From Sketchbook to Stage: A Comic Book Opera and the New School of the Arts
The School of the Arts is undergoing a metamorphosis. Converse had a sneak peek at the transformation in 2014 with the world premier of the multimedia opera-oratorio Troiades, composed by faculty member Dr. David Berry, performed by Converse students, alumni, and friends, and directed by a Converse alumna. The production used a variety of technologies, from digital orchestration to contemporary lighting techniques to the burgeoning art of projection mapping. “These are fairly new and somewhat controversial concepts in the world of opera, but these technologies open up new possibilities for use of space and selection of venue,” said Dr. Berry, who teaches composition and musicology at Converse. “In many ways, Troiades is like a laboratory for Converse to explore some approaches that are not being done elsewhere in our state or region.”

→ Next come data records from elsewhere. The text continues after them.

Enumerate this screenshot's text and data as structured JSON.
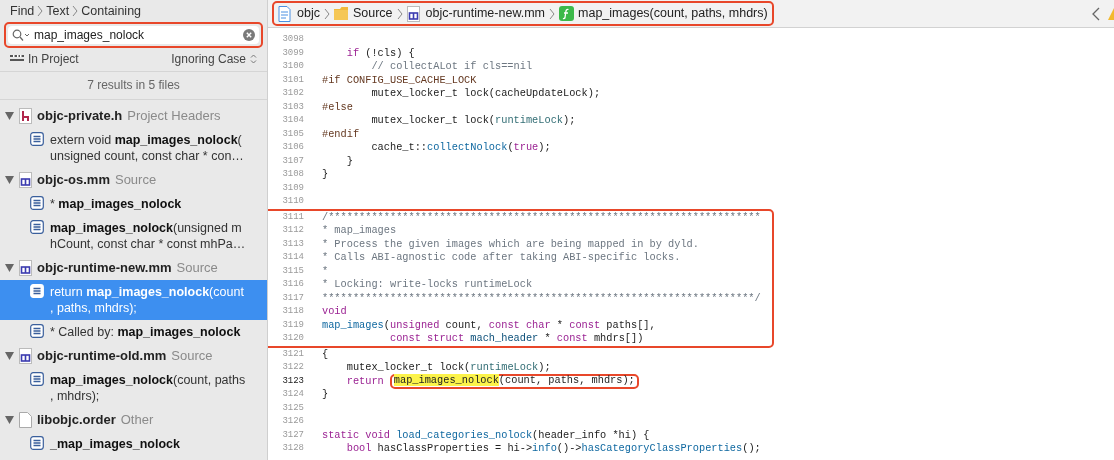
{
  "find_navigator": {
    "path": [
      "Find",
      "Text",
      "Containing"
    ],
    "search": {
      "value": "map_images_nolock",
      "annotated": true
    },
    "scope": "In Project",
    "matching": "Ignoring Case",
    "summary": "7 results in 5 files",
    "files": [
      {
        "name": "objc-private.h",
        "group": "Project Headers",
        "kind": "header",
        "expanded": true,
        "matches": [
          {
            "lines": [
              "extern void **map_images_nolock**(",
              "unsigned count, const char * con…"
            ],
            "selected": false
          }
        ]
      },
      {
        "name": "objc-os.mm",
        "group": "Source",
        "kind": "source",
        "expanded": true,
        "matches": [
          {
            "lines": [
              "* **map_images_nolock**"
            ],
            "selected": false
          },
          {
            "lines": [
              "**map_images_nolock**(unsigned m",
              "hCount, const char * const mhPa…"
            ],
            "selected": false
          }
        ]
      },
      {
        "name": "objc-runtime-new.mm",
        "group": "Source",
        "kind": "source",
        "expanded": true,
        "matches": [
          {
            "lines": [
              "return **map_images_nolock**(count",
              ", paths, mhdrs);"
            ],
            "selected": true
          },
          {
            "lines": [
              "* Called by: **map_images_nolock**"
            ],
            "selected": false
          }
        ]
      },
      {
        "name": "objc-runtime-old.mm",
        "group": "Source",
        "kind": "source",
        "expanded": true,
        "matches": [
          {
            "lines": [
              "**map_images_nolock**(count, paths",
              ", mhdrs);"
            ],
            "selected": false
          }
        ]
      },
      {
        "name": "libobjc.order",
        "group": "Other",
        "kind": "other",
        "expanded": true,
        "matches": [
          {
            "lines": [
              "**_map_images_nolock**"
            ],
            "selected": false
          }
        ]
      }
    ]
  },
  "editor": {
    "jump_bar": {
      "annotated": true,
      "items": [
        {
          "label": "objc",
          "kind": "project"
        },
        {
          "label": "Source",
          "kind": "folder"
        },
        {
          "label": "objc-runtime-new.mm",
          "kind": "source"
        },
        {
          "label": "map_images(count, paths, mhdrs)",
          "kind": "function"
        }
      ]
    },
    "sections": [
      {
        "boxed": false,
        "lines": [
          {
            "number": "3098"
          },
          {
            "number": "3099",
            "segments": [
              {
                "t": "    if",
                "kind": "kw"
              },
              {
                "t": " (!cls) {"
              }
            ]
          },
          {
            "number": "3100",
            "segments": [
              {
                "t": "        // collectALot if cls==nil",
                "kind": "comment"
              }
            ]
          },
          {
            "number": "3101",
            "segments": [
              {
                "t": "#if CONFIG_USE_CACHE_LOCK",
                "kind": "pp"
              }
            ]
          },
          {
            "number": "3102",
            "segments": [
              {
                "t": "        mutex_locker_t lock(cacheUpdateLock);"
              }
            ]
          },
          {
            "number": "3103",
            "segments": [
              {
                "t": "#else",
                "kind": "pp"
              }
            ]
          },
          {
            "number": "3104",
            "segments": [
              {
                "t": "        mutex_locker_t lock("
              },
              {
                "t": "runtimeLock",
                "kind": "var"
              },
              {
                "t": ");"
              }
            ]
          },
          {
            "number": "3105",
            "segments": [
              {
                "t": "#endif",
                "kind": "pp"
              }
            ]
          },
          {
            "number": "3106",
            "segments": [
              {
                "t": "        cache_t::"
              },
              {
                "t": "collectNolock",
                "kind": "fn"
              },
              {
                "t": "("
              },
              {
                "t": "true",
                "kind": "kw"
              },
              {
                "t": ");"
              }
            ]
          },
          {
            "number": "3107",
            "segments": [
              {
                "t": "    }"
              }
            ]
          },
          {
            "number": "3108",
            "segments": [
              {
                "t": "}"
              }
            ]
          },
          {
            "number": "3109"
          },
          {
            "number": "3110"
          }
        ]
      },
      {
        "boxed": true,
        "lines": [
          {
            "number": "3111",
            "segments": [
              {
                "t": "/**********************************************************************",
                "kind": "comment"
              }
            ]
          },
          {
            "number": "3112",
            "segments": [
              {
                "t": "* map_images",
                "kind": "comment"
              }
            ]
          },
          {
            "number": "3113",
            "segments": [
              {
                "t": "* Process the given images which are being mapped in by dyld.",
                "kind": "comment"
              }
            ]
          },
          {
            "number": "3114",
            "segments": [
              {
                "t": "* Calls ABI-agnostic code after taking ABI-specific locks.",
                "kind": "comment"
              }
            ]
          },
          {
            "number": "3115",
            "segments": [
              {
                "t": "*",
                "kind": "comment"
              }
            ]
          },
          {
            "number": "3116",
            "segments": [
              {
                "t": "* Locking: write-locks runtimeLock",
                "kind": "comment"
              }
            ]
          },
          {
            "number": "3117",
            "segments": [
              {
                "t": "**********************************************************************/",
                "kind": "comment"
              }
            ]
          },
          {
            "number": "3118",
            "segments": [
              {
                "t": "void",
                "kind": "kw"
              }
            ]
          },
          {
            "number": "3119",
            "segments": [
              {
                "t": "map_images",
                "kind": "fn"
              },
              {
                "t": "("
              },
              {
                "t": "unsigned",
                "kind": "kw"
              },
              {
                "t": " count, "
              },
              {
                "t": "const char",
                "kind": "kw"
              },
              {
                "t": " * "
              },
              {
                "t": "const",
                "kind": "kw"
              },
              {
                "t": " paths[],"
              }
            ]
          },
          {
            "number": "3120",
            "segments": [
              {
                "t": "           const struct",
                "kind": "kw"
              },
              {
                "t": " mach_header",
                "kind": "type"
              },
              {
                "t": " * "
              },
              {
                "t": "const",
                "kind": "kw"
              },
              {
                "t": " mhdrs[])"
              }
            ]
          }
        ]
      },
      {
        "boxed": false,
        "lines": [
          {
            "number": "3121",
            "segments": [
              {
                "t": "{"
              }
            ]
          },
          {
            "number": "3122",
            "segments": [
              {
                "t": "    mutex_locker_t lock("
              },
              {
                "t": "runtimeLock",
                "kind": "var"
              },
              {
                "t": ");"
              }
            ]
          },
          {
            "number": "3123",
            "current": true,
            "segments": [
              {
                "t": "    return",
                "kind": "kw"
              },
              {
                "t": "map_images_nolock",
                "kind": "match",
                "boxed": true
              },
              {
                "t": "(count, paths, mhdrs);",
                "boxed": true
              }
            ]
          },
          {
            "number": "3124",
            "segments": [
              {
                "t": "}"
              }
            ]
          },
          {
            "number": "3125"
          },
          {
            "number": "3126"
          },
          {
            "number": "3127",
            "segments": [
              {
                "t": "static void",
                "kind": "kw"
              },
              {
                "t": " load_categories_nolock",
                "kind": "fn"
              },
              {
                "t": "(header_info *hi) {"
              }
            ]
          },
          {
            "number": "3128",
            "segments": [
              {
                "t": "    bool",
                "kind": "kw"
              },
              {
                "t": " hasClassProperties = hi->"
              },
              {
                "t": "info",
                "kind": "fn"
              },
              {
                "t": "()->"
              },
              {
                "t": "hasCategoryClassProperties",
                "kind": "fn"
              },
              {
                "t": "();"
              }
            ]
          }
        ]
      }
    ]
  }
}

Troiades tells the story of the Trojan War from the perspective of the women who lived through it. Dr. Berry, and Ronald Boudreaux, former director of Converse Opera Theatre, combined classical Greek and Roman literature into the lyrics of this dramatic opera-oratorio. Nearly 10 years in the making, this full-length dramatic piece was based on Eurpides and Quintus of Smyrna stories around the fall of Troy. When Converse received a grant for a Bose sound system, software and projector to do projection mapping, Dr. Berry knew he would finally be able to bring his vision to fruition.

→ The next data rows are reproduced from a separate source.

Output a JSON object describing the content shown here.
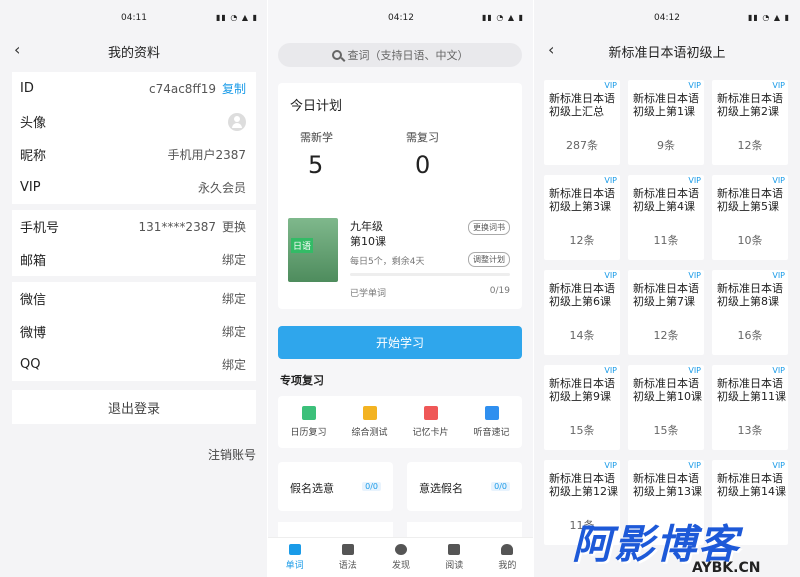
{
  "panel1": {
    "time": "04:11",
    "title": "我的资料",
    "rows1": [
      {
        "label": "ID",
        "value": "c74ac8ff19",
        "action": "复制"
      },
      {
        "label": "头像"
      },
      {
        "label": "昵称",
        "value": "手机用户2387"
      },
      {
        "label": "VIP",
        "value": "永久会员"
      }
    ],
    "rows2": [
      {
        "label": "手机号",
        "value": "131****2387",
        "action": "更换"
      },
      {
        "label": "邮箱",
        "action": "绑定"
      }
    ],
    "rows3": [
      {
        "label": "微信",
        "action": "绑定"
      },
      {
        "label": "微博",
        "action": "绑定"
      },
      {
        "label": "QQ",
        "action": "绑定"
      }
    ],
    "logout": "退出登录",
    "cancel": "注销账号"
  },
  "panel2": {
    "time": "04:12",
    "search_placeholder": "查词（支持日语、中文）",
    "plan": {
      "title": "今日计划",
      "new_label": "需新学",
      "new_value": "5",
      "review_label": "需复习",
      "review_value": "0",
      "book_badge": "日语",
      "grade": "九年级",
      "lesson": "第10课",
      "change_book": "更换词书",
      "desc": "每日5个，剩余4天",
      "adjust": "调整计划",
      "learned_label": "已学单词",
      "learned_count": "0/19",
      "progress": 0
    },
    "start": "开始学习",
    "section": "专项复习",
    "tools": [
      {
        "label": "日历复习",
        "icon": "calendar-icon",
        "color": "#3cc07a"
      },
      {
        "label": "综合测试",
        "icon": "quiz-icon",
        "color": "#f3b322"
      },
      {
        "label": "记忆卡片",
        "icon": "cards-icon",
        "color": "#ef5757"
      },
      {
        "label": "听音速记",
        "icon": "audio-icon",
        "color": "#2f8fef"
      }
    ],
    "mini": [
      {
        "title": "假名选意",
        "badge": "0/0"
      },
      {
        "title": "意选假名",
        "badge": "0/0"
      }
    ],
    "tabs": [
      {
        "label": "单词",
        "icon": "book-icon"
      },
      {
        "label": "语法",
        "icon": "grad-cap-icon"
      },
      {
        "label": "发现",
        "icon": "compass-icon"
      },
      {
        "label": "阅读",
        "icon": "tag-icon"
      },
      {
        "label": "我的",
        "icon": "person-icon"
      }
    ]
  },
  "panel3": {
    "time": "04:12",
    "title": "新标准日本语初级上",
    "vip": "VIP",
    "cells": [
      {
        "name": "新标准日本语初级上汇总",
        "count": "287条"
      },
      {
        "name": "新标准日本语初级上第1课",
        "count": "9条"
      },
      {
        "name": "新标准日本语初级上第2课",
        "count": "12条"
      },
      {
        "name": "新标准日本语初级上第3课",
        "count": "12条"
      },
      {
        "name": "新标准日本语初级上第4课",
        "count": "11条"
      },
      {
        "name": "新标准日本语初级上第5课",
        "count": "10条"
      },
      {
        "name": "新标准日本语初级上第6课",
        "count": "14条"
      },
      {
        "name": "新标准日本语初级上第7课",
        "count": "12条"
      },
      {
        "name": "新标准日本语初级上第8课",
        "count": "16条"
      },
      {
        "name": "新标准日本语初级上第9课",
        "count": "15条"
      },
      {
        "name": "新标准日本语初级上第10课",
        "count": "15条"
      },
      {
        "name": "新标准日本语初级上第11课",
        "count": "13条"
      },
      {
        "name": "新标准日本语初级上第12课",
        "count": "11条"
      },
      {
        "name": "新标准日本语初级上第13课",
        "count": ""
      },
      {
        "name": "新标准日本语初级上第14课",
        "count": ""
      }
    ]
  },
  "watermark": {
    "big": "阿影博客",
    "small": "AYBK.CN"
  }
}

By combining Bronze Age history with the graphic novel design and a contemporary narrator (local newscaster Pamela Graham appeared onscreen to summarize the action between acts), Berry endeavored to mirror the past with the present. “Everything that is happening to the Trojans in this story is happening in our world right now – it is mirrored by today’s news headlines,” said Dr. Berry. “That is why the mix between the Bronze Age and 21st century was an important focus for me.”
The graphic novel twist of the production required complex and colorful sets. Students in the Interior Design and Studio Art program collaborated to research and portray Bronze Age interiors. Projection mapping allowed for multiple sets and action scenes. Projection mapping, also known as video mapping, is the process of digitally converting a real-world object and projecting onto it, without any distortion. “Daniel Recital Hall is an intimate setting for an opera, and that would not be possible without the use of these technologies,” said Berry. “This is about exploring new ways to make art and impact the experience of our audiences.”
Troiades is just the beginning of the new School of the Arts initiative, Creativity That Works. This cross-departmental collaboration will prepare SOA students for productive careers in the arts. By encouraging student and faculty collaborations across disciplines, students will hone their craft as well as gaining skills in marketing for the arts, portfolio development and career management. Dr. Chris Vaneman, Head of the Petrie School of Music, said “Students today need a comprehensive understanding of how the arts work together in order to be effective advocates for their programs and their art, both within their institutions and in their communities at large.” Blending their craft with these inter-disciplinary skills will give grads an edge when applying for jobs in the art world.
A key element to this initiative is the experiential learning requirement. All SOA students will gain professional experience through their choice of internship, faculty-mentored research projects in the field of arts, or other opportunities. Many programs, including art education, interior design and music therapy, currently have strong internship opportunities in place. The experiential learning requirement will open up this experience to all SOA students. Dr. Susanne Floyd Gunter, Chair of the Department of Art & Design said, “After seeing the incredible benefits , we are expanding these opportunities to all of our students to provide real-world experiences toward chosen career paths.”
The technological inclusions debuted in Troiades were the perfect opportunity for SOA students from various departments to work together on a project. Interior design students designed the sets and studio arts major Hannah Stewart adapted them for the stage. This cross-divisional teamwork allowed SOA students first-hand production experience that can’t be taught within the walls of the classroom. “It provides students with a broader range of experiences as they prepare to explore career paths and make their mark as artists,” said Berry.